→ Exercise goal:
For the data below, work out how many lines include the string "title" and report only the number.

Interface dataset entries
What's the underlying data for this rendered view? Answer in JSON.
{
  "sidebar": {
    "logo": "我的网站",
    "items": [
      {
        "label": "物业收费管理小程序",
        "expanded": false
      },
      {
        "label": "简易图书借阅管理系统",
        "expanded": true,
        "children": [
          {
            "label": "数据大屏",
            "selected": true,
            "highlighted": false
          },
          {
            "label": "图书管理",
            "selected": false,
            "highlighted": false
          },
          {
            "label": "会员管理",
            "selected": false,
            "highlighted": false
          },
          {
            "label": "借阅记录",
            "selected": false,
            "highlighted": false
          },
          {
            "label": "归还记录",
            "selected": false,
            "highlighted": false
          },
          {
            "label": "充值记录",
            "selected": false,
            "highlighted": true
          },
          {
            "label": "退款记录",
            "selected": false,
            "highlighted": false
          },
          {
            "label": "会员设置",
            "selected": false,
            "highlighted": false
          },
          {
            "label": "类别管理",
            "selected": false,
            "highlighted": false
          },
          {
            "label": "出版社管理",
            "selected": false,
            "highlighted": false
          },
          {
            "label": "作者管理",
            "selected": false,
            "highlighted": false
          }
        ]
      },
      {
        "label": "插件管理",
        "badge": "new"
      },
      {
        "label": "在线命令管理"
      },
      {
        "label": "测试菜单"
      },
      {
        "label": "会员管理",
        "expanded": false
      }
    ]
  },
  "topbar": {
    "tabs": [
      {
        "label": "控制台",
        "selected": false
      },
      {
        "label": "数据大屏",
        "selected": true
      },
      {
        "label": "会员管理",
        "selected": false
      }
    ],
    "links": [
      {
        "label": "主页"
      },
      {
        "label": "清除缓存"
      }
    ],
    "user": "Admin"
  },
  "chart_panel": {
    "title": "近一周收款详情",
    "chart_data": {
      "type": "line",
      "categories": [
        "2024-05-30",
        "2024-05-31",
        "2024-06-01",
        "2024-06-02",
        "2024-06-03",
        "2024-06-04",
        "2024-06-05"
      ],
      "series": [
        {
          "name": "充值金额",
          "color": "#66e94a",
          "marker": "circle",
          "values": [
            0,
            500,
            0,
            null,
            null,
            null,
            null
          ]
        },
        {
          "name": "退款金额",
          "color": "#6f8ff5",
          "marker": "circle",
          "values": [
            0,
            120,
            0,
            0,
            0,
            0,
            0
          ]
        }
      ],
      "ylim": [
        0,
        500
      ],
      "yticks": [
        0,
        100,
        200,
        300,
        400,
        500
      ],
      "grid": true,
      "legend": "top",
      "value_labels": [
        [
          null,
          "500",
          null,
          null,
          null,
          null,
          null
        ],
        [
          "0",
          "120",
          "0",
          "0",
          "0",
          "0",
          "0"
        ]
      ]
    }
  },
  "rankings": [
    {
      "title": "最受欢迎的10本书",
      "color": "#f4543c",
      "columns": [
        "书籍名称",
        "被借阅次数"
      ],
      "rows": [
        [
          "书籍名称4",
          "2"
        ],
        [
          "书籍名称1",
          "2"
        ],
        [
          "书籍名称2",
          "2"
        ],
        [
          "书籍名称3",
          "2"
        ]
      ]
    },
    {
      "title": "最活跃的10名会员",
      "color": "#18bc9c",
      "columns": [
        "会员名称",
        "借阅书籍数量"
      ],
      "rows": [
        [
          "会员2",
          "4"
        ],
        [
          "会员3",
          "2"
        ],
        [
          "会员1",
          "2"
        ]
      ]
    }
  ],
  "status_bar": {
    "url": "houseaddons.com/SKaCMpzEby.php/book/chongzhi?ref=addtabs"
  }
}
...
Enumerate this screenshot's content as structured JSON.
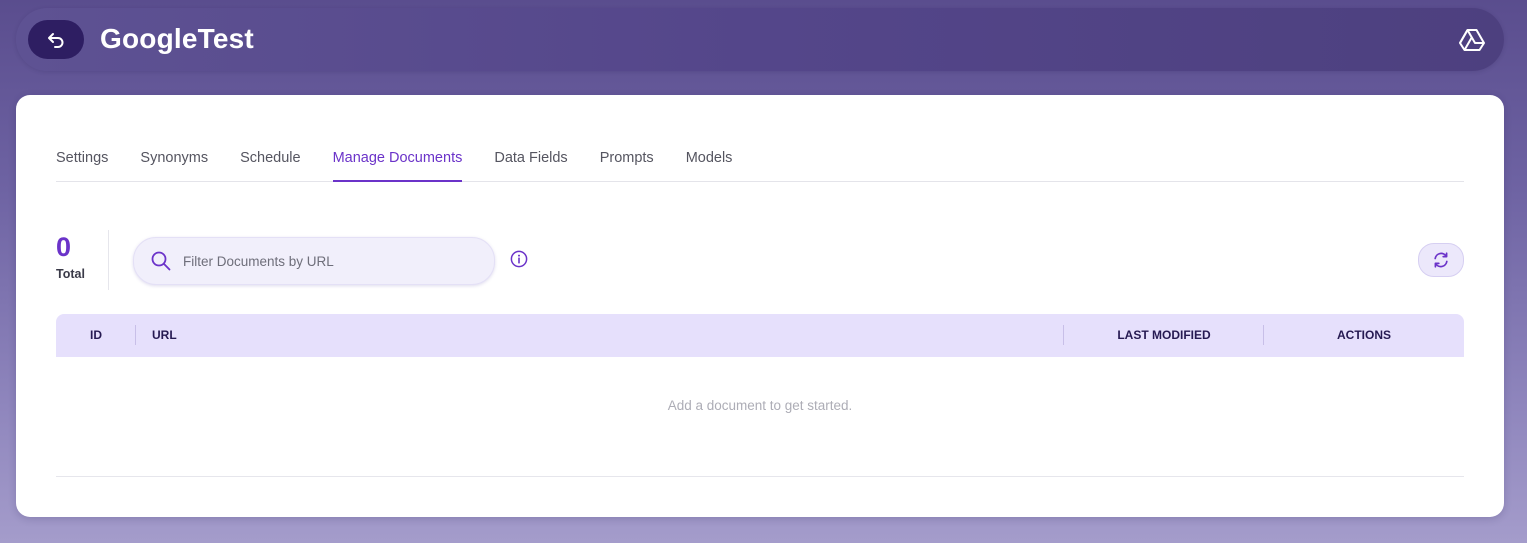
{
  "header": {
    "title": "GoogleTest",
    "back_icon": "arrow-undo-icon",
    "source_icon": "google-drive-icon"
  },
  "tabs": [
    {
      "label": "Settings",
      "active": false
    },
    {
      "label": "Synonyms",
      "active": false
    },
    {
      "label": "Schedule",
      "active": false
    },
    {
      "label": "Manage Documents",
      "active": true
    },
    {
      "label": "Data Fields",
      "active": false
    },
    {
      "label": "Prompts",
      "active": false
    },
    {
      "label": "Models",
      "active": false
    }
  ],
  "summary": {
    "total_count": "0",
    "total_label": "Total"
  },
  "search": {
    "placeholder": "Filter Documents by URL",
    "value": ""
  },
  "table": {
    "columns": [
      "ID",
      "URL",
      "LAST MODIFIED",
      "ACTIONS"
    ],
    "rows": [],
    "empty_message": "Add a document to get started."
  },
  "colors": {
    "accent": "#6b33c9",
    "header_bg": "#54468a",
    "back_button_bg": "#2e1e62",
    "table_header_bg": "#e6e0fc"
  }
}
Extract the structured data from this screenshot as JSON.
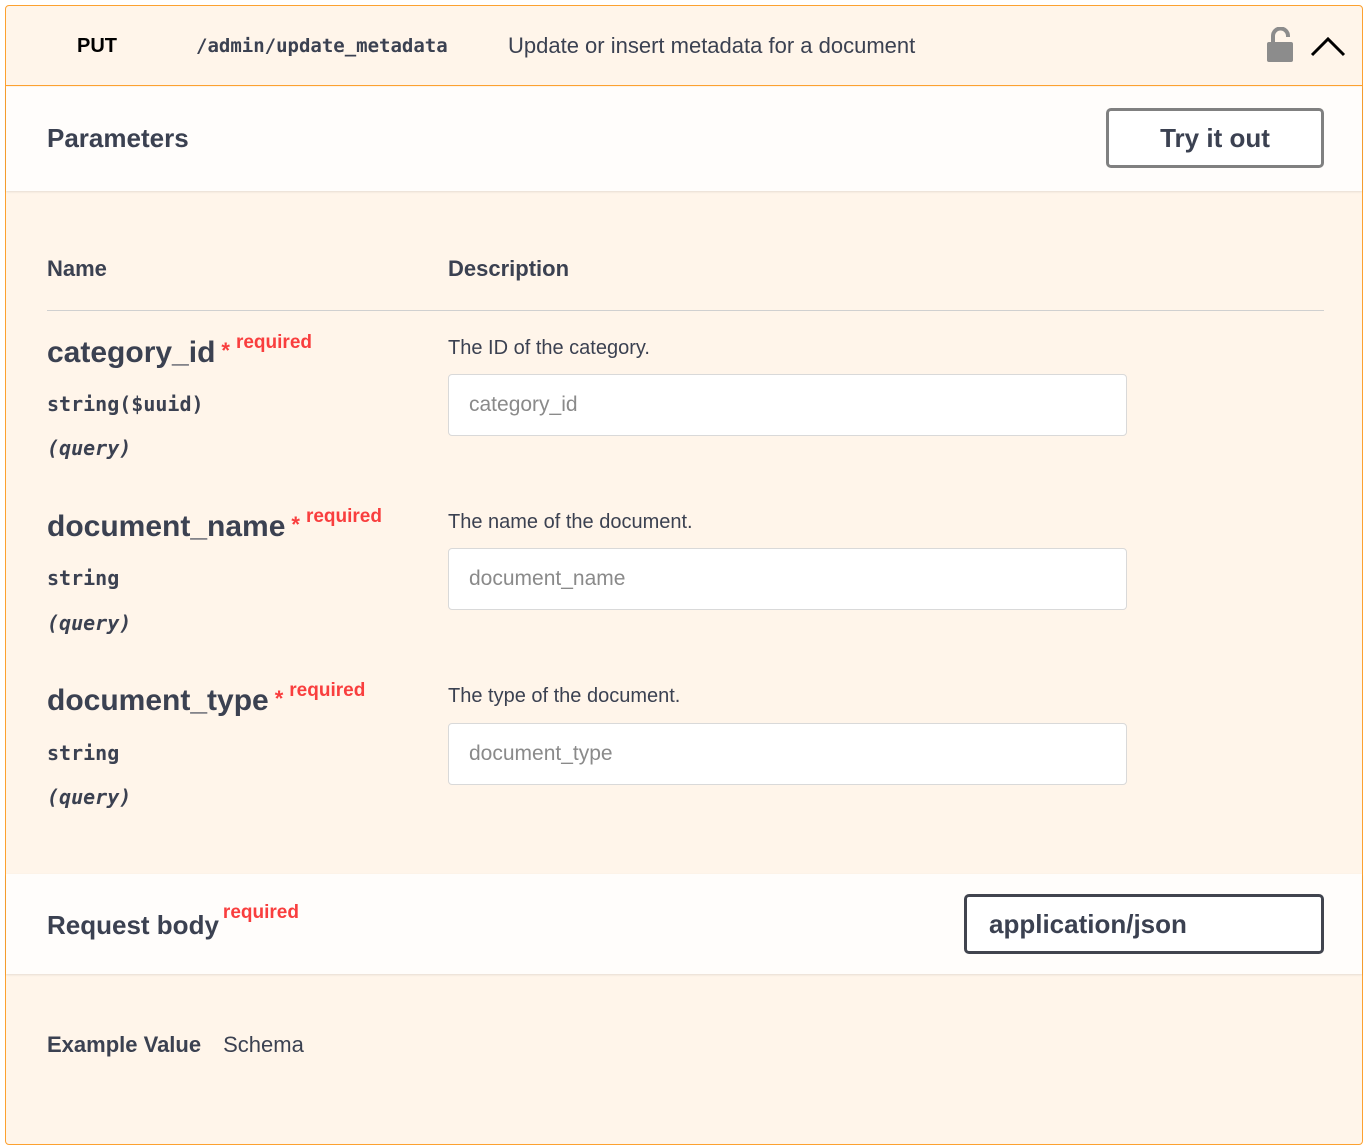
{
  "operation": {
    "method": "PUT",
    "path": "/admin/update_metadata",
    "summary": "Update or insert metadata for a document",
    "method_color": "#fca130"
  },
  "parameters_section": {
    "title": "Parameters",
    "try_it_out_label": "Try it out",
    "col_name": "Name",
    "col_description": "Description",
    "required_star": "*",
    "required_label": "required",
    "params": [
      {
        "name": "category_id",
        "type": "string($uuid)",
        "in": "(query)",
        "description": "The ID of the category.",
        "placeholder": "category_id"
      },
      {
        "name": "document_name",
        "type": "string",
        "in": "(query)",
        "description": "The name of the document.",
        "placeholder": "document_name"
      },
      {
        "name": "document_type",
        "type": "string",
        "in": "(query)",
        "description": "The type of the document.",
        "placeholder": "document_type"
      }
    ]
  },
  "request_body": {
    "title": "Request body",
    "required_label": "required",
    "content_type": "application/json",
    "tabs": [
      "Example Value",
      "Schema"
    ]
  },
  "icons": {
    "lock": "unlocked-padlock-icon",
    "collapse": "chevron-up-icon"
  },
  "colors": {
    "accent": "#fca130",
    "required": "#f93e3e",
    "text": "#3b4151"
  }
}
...
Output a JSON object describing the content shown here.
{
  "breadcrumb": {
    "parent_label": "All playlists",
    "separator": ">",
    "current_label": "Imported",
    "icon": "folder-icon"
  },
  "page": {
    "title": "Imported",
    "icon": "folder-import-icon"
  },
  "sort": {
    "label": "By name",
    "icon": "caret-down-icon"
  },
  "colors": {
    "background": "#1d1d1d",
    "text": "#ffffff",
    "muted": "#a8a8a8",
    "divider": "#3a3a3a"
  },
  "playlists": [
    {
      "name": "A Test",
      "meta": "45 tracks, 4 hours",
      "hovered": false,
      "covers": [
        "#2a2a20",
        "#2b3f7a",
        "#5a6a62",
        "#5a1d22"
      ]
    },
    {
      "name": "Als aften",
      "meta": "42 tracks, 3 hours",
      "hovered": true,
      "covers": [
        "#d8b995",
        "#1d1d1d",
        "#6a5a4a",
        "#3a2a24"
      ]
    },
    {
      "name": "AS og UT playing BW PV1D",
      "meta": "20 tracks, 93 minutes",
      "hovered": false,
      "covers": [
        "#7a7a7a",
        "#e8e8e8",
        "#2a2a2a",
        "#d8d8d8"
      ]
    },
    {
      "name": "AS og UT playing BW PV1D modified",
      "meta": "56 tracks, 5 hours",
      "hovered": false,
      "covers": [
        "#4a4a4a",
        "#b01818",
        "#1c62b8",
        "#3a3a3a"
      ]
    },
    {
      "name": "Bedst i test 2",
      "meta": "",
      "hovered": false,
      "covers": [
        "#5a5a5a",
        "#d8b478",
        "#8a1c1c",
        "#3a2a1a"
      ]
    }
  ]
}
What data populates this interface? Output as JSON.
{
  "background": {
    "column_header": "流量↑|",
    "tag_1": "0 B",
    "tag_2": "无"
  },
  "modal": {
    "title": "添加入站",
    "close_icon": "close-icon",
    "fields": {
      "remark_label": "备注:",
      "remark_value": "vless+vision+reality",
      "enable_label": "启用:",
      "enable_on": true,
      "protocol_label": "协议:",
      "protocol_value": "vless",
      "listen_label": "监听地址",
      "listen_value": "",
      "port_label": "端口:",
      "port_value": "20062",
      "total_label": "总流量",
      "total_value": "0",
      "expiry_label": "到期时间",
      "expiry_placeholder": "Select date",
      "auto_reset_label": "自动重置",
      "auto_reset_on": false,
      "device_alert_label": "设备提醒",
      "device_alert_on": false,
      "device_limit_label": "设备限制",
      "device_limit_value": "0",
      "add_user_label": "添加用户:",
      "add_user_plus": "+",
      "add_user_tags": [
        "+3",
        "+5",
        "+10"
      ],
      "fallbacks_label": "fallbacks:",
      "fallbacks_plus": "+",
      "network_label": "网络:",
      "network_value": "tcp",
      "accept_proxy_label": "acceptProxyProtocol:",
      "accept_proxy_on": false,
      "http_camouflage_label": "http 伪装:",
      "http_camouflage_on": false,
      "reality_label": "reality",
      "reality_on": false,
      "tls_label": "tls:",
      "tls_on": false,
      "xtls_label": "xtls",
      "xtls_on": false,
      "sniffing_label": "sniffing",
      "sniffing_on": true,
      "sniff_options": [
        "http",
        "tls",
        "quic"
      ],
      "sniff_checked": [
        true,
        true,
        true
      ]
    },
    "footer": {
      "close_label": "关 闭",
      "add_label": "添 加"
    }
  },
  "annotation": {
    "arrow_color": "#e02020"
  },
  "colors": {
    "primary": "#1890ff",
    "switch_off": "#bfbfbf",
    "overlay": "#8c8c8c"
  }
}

→ Output:
8